About this exercise: Return, from the data that follows, each line that holds the word "Build".

Information supplied:
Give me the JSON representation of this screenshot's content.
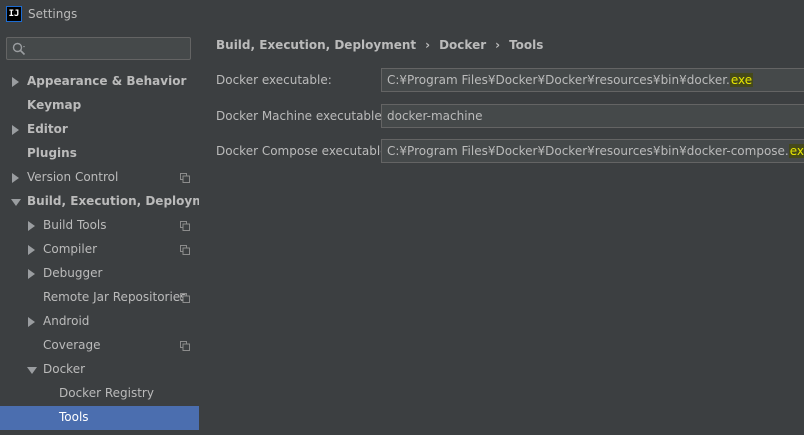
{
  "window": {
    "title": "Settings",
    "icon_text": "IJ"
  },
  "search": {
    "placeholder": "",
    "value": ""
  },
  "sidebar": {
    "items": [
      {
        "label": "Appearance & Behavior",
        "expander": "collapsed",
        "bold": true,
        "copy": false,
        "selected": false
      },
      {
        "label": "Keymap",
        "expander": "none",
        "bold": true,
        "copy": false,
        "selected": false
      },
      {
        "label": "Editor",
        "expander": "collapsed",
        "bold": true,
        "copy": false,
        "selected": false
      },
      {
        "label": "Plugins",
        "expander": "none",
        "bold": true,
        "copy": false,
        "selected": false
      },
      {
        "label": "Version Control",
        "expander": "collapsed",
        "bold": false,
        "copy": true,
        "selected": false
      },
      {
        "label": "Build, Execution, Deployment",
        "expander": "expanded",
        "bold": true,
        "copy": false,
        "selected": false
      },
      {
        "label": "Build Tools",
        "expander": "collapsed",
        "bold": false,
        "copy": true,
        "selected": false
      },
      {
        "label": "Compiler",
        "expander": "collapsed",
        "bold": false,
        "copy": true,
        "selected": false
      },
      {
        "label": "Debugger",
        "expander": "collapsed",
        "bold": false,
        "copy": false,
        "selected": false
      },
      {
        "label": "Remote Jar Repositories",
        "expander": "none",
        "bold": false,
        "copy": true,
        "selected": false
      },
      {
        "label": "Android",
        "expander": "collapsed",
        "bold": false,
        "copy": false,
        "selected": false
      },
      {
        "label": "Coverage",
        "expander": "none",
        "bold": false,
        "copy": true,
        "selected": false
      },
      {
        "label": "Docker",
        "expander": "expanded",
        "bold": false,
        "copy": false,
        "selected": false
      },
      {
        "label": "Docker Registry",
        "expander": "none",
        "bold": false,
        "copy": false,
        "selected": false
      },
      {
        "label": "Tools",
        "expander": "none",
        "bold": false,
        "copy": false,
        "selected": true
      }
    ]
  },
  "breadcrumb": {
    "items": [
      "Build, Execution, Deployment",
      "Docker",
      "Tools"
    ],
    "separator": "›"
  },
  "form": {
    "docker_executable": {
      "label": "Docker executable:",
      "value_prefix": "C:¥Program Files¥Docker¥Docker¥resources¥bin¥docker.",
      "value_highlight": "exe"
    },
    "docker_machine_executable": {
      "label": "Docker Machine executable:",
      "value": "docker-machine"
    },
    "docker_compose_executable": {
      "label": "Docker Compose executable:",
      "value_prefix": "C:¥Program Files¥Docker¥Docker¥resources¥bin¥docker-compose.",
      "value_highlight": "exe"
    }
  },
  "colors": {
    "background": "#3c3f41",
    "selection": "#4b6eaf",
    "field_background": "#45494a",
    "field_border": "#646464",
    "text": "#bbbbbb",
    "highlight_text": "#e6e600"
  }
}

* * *

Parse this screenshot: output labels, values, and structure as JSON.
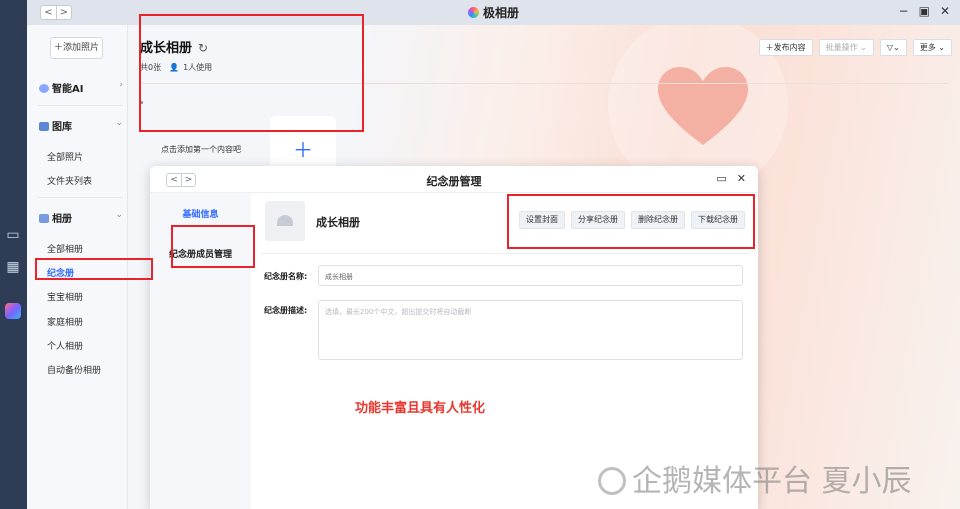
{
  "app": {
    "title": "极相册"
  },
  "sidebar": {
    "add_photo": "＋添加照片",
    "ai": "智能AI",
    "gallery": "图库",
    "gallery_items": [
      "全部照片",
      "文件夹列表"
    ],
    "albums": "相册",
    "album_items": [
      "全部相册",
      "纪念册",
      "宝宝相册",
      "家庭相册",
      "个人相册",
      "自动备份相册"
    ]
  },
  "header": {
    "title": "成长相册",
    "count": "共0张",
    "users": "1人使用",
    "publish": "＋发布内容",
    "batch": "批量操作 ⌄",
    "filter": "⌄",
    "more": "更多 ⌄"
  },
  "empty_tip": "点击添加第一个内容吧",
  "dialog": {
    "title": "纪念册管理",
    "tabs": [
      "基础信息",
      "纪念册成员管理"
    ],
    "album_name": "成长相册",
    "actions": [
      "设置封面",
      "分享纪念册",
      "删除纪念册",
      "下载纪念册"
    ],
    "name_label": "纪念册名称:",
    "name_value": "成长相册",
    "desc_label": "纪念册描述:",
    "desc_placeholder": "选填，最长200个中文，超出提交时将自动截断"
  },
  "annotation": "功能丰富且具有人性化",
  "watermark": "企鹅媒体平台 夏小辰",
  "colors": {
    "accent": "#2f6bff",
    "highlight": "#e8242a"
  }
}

Exercise answer:
        "label": "Build, Execution, Deployment",
        "label": "Build Tools",
      "Build, Execution, Deployment",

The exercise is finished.